■ EXERCISE DIRECTIONS: Leaving out the pictures, restate each record below word for word.

■ EXERCISE MATERIAL:
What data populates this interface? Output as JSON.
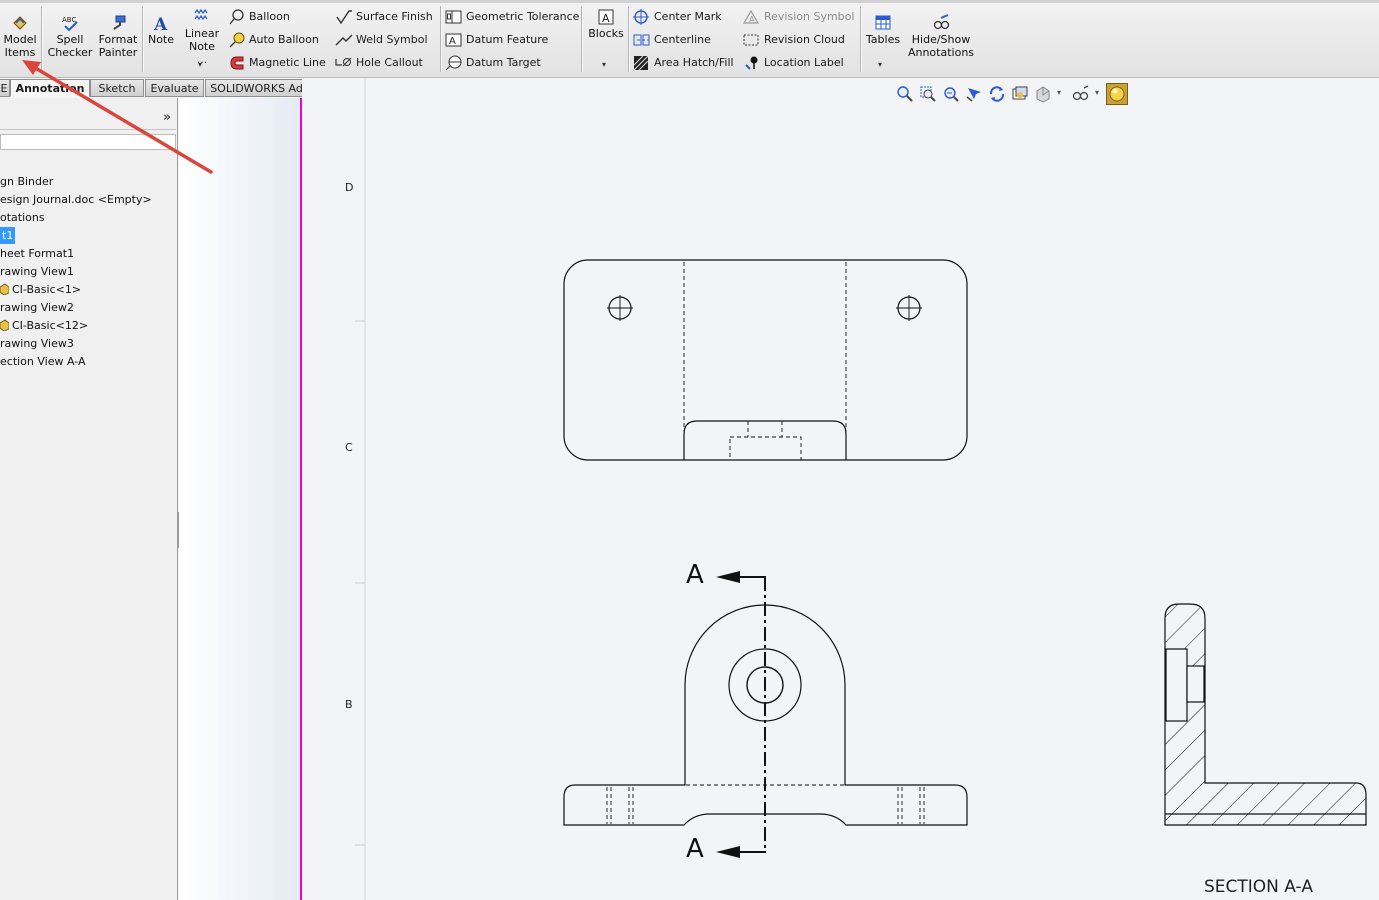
{
  "ribbon": {
    "large": {
      "model_items": "Model Items",
      "spell_checker": "Spell Checker",
      "format_painter": "Format Painter",
      "note": "Note",
      "linear_note": "Linear Note ...",
      "blocks": "Blocks",
      "tables": "Tables",
      "hide_show": "Hide/Show Annotations"
    },
    "col1": [
      "Balloon",
      "Auto Balloon",
      "Magnetic Line"
    ],
    "col2": [
      "Surface Finish",
      "Weld Symbol",
      "Hole Callout"
    ],
    "col3": [
      "Geometric Tolerance",
      "Datum Feature",
      "Datum Target"
    ],
    "col4": [
      "Center Mark",
      "Centerline",
      "Area Hatch/Fill"
    ],
    "col5": [
      "Revision Symbol",
      "Revision Cloud",
      "Location Label"
    ]
  },
  "tabs": [
    "E",
    "Annotation",
    "Sketch",
    "Evaluate",
    "SOLIDWORKS Add-Ins"
  ],
  "tree": [
    "gn Binder",
    "esign Journal.doc <Empty>",
    "otations",
    "t1",
    "heet Format1",
    "rawing View1",
    "CI-Basic<1>",
    "rawing View2",
    "CI-Basic<12>",
    "rawing View3",
    "ection View A-A"
  ],
  "drawing": {
    "zone_labels": [
      "D",
      "C",
      "B"
    ],
    "section_letter_top": "A",
    "section_letter_bottom": "A",
    "section_caption": "SECTION A-A"
  },
  "colors": {
    "accent": "#3399ff",
    "sheet_border": "#e400e4",
    "annotation_arrow": "#d9463c"
  }
}
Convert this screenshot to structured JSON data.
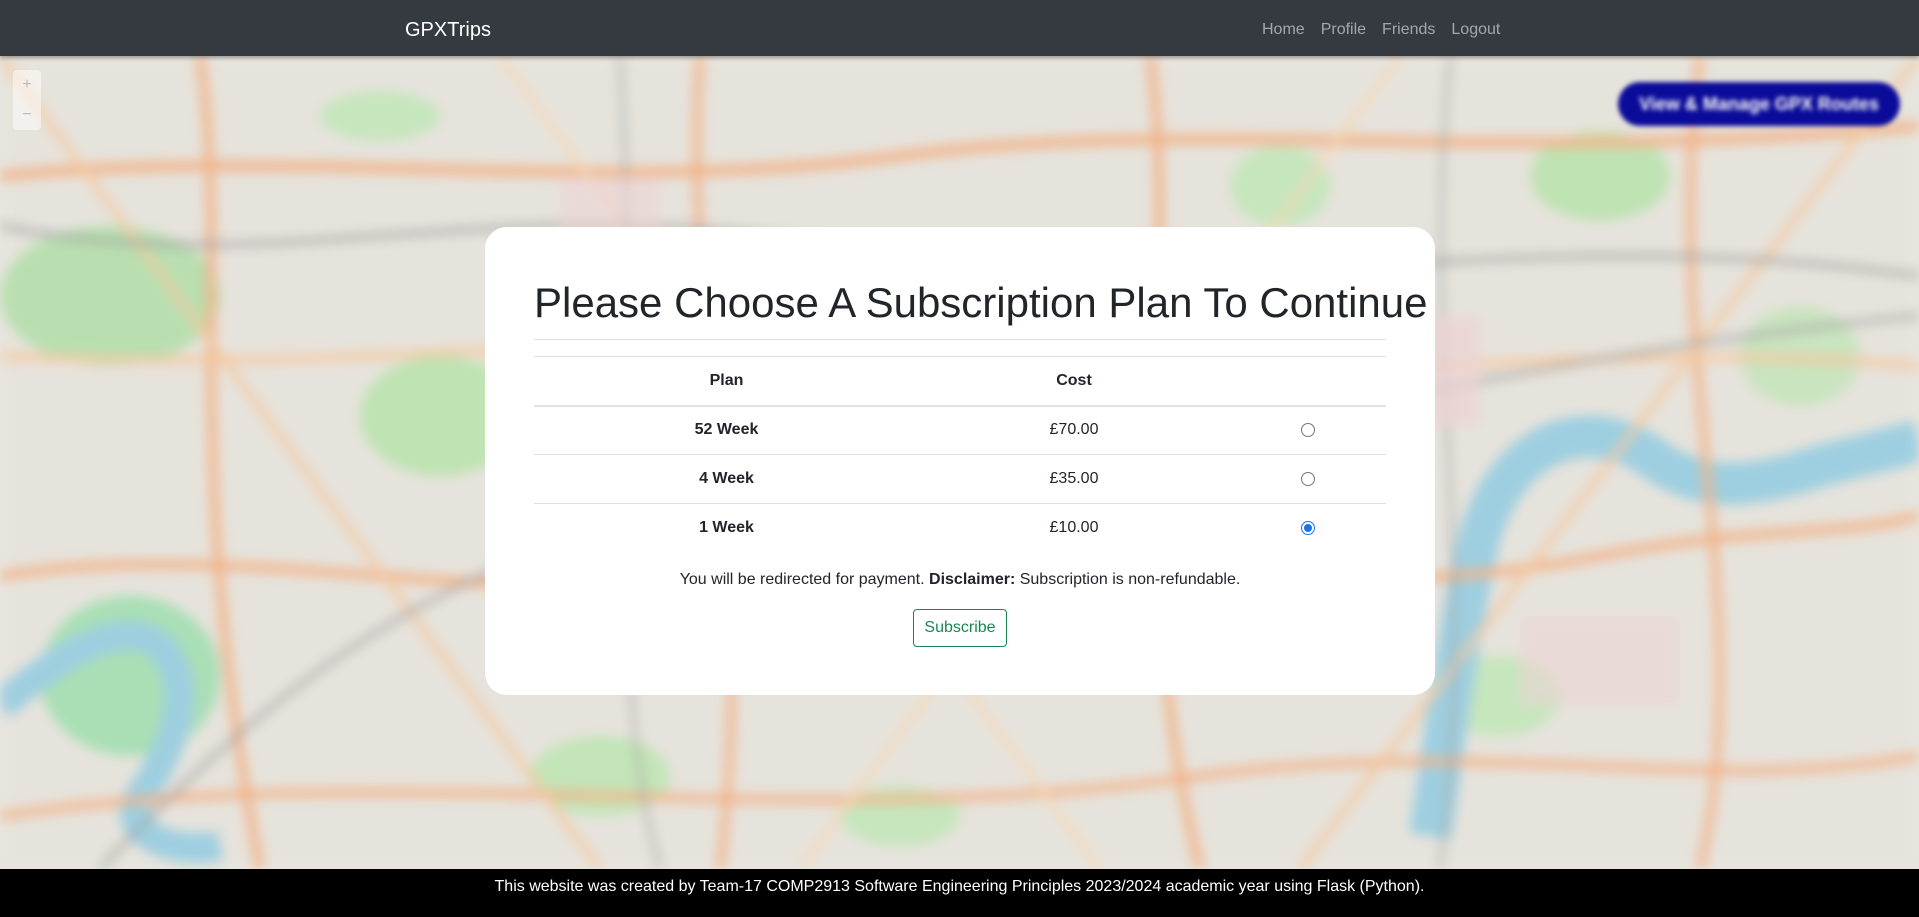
{
  "navbar": {
    "brand": "GPXTrips",
    "links": [
      "Home",
      "Profile",
      "Friends",
      "Logout"
    ]
  },
  "map": {
    "zoom_in": "+",
    "zoom_out": "−",
    "routes_button": "View & Manage GPX Routes"
  },
  "card": {
    "title": "Please Choose A Subscription Plan To Continue",
    "table": {
      "headers": [
        "Plan",
        "Cost",
        ""
      ],
      "rows": [
        {
          "plan": "52 Week",
          "cost": "£70.00",
          "selected": false
        },
        {
          "plan": "4 Week",
          "cost": "£35.00",
          "selected": false
        },
        {
          "plan": "1 Week",
          "cost": "£10.00",
          "selected": true
        }
      ]
    },
    "note_prefix": "You will be redirected for payment.",
    "note_bold": "Disclaimer:",
    "note_suffix": "Subscription is non-refundable.",
    "subscribe_label": "Subscribe"
  },
  "footer": {
    "text": "This website was created by Team-17 COMP2913 Software Engineering Principles 2023/2024 academic year using Flask (Python)."
  },
  "colors": {
    "navbar": "#343a40",
    "accent_green": "#198754",
    "radio_checked": "#1a73e8",
    "routes_button": "#0b0b9a"
  }
}
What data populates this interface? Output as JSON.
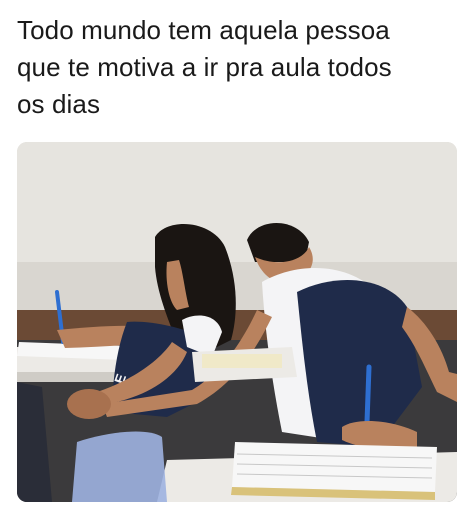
{
  "post": {
    "caption": "Todo mundo tem aquela pessoa\nque te motiva a ir pra aula todos\nos dias"
  },
  "photo": {
    "colors": {
      "wall": "#e6e4df",
      "wall_shadow": "#d4d1cb",
      "wainscot": "#6b4a35",
      "uniform_navy": "#1f2b4a",
      "uniform_white": "#f4f4f6",
      "skin": "#b9825e",
      "hair": "#1a1512",
      "desk": "#eceae6",
      "pen_blue": "#2e6fd1"
    }
  }
}
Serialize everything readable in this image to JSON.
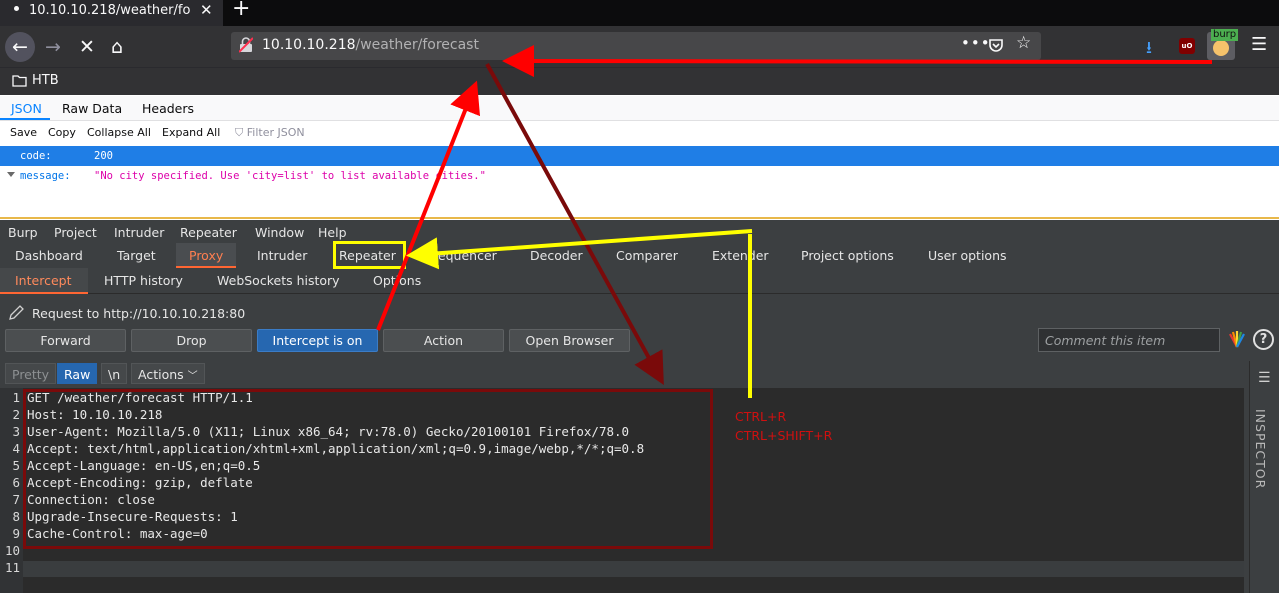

■ EXERCISE OUTPUT:
What data populates this interface? Output as JSON.
{
  "ribbon": {
    "large": {
      "model_items": "Model Items",
      "spell_checker": "Spell Checker",
      "format_painter": "Format Painter",
      "note": "Note",
      "linear_note": "Linear Note ...",
      "blocks": "Blocks",
      "tables": "Tables",
      "hide_show": "Hide/Show Annotations"
    },
    "col1": [
      "Balloon",
      "Auto Balloon",
      "Magnetic Line"
    ],
    "col2": [
      "Surface Finish",
      "Weld Symbol",
      "Hole Callout"
    ],
    "col3": [
      "Geometric Tolerance",
      "Datum Feature",
      "Datum Target"
    ],
    "col4": [
      "Center Mark",
      "Centerline",
      "Area Hatch/Fill"
    ],
    "col5": [
      "Revision Symbol",
      "Revision Cloud",
      "Location Label"
    ]
  },
  "tabs": [
    "E",
    "Annotation",
    "Sketch",
    "Evaluate",
    "SOLIDWORKS Add-Ins"
  ],
  "tree": [
    "gn Binder",
    "esign Journal.doc <Empty>",
    "otations",
    "t1",
    "heet Format1",
    "rawing View1",
    "CI-Basic<1>",
    "rawing View2",
    "CI-Basic<12>",
    "rawing View3",
    "ection View A-A"
  ],
  "drawing": {
    "zone_labels": [
      "D",
      "C",
      "B"
    ],
    "section_letter_top": "A",
    "section_letter_bottom": "A",
    "section_caption": "SECTION A-A"
  },
  "colors": {
    "accent": "#3399ff",
    "sheet_border": "#e400e4",
    "annotation_arrow": "#d9463c"
  }
}
Convert this screenshot to structured JSON data.
{
  "navbar": {
    "brand": "GPXTrips",
    "links": [
      "Home",
      "Profile",
      "Friends",
      "Logout"
    ]
  },
  "map": {
    "zoom_in": "+",
    "zoom_out": "−",
    "routes_button": "View & Manage GPX Routes"
  },
  "card": {
    "title": "Please Choose A Subscription Plan To Continue",
    "table": {
      "headers": [
        "Plan",
        "Cost",
        ""
      ],
      "rows": [
        {
          "plan": "52 Week",
          "cost": "£70.00",
          "selected": false
        },
        {
          "plan": "4 Week",
          "cost": "£35.00",
          "selected": false
        },
        {
          "plan": "1 Week",
          "cost": "£10.00",
          "selected": true
        }
      ]
    },
    "note_prefix": "You will be redirected for payment.",
    "note_bold": "Disclaimer:",
    "note_suffix": "Subscription is non-refundable.",
    "subscribe_label": "Subscribe"
  },
  "footer": {
    "text": "This website was created by Team-17 COMP2913 Software Engineering Principles 2023/2024 academic year using Flask (Python)."
  },
  "colors": {
    "navbar": "#343a40",
    "accent_green": "#198754",
    "radio_checked": "#1a73e8",
    "routes_button": "#0b0b9a"
  }
}
What data populates this interface? Output as JSON.
{
  "post": {
    "caption": "Todo mundo tem aquela pessoa\nque te motiva a ir pra aula todos\nos dias"
  },
  "photo": {
    "colors": {
      "wall": "#e6e4df",
      "wall_shadow": "#d4d1cb",
      "wainscot": "#6b4a35",
      "uniform_navy": "#1f2b4a",
      "uniform_white": "#f4f4f6",
      "skin": "#b9825e",
      "hair": "#1a1512",
      "desk": "#eceae6",
      "pen_blue": "#2e6fd1"
    }
  }
}
Serialize everything readable in this image to JSON.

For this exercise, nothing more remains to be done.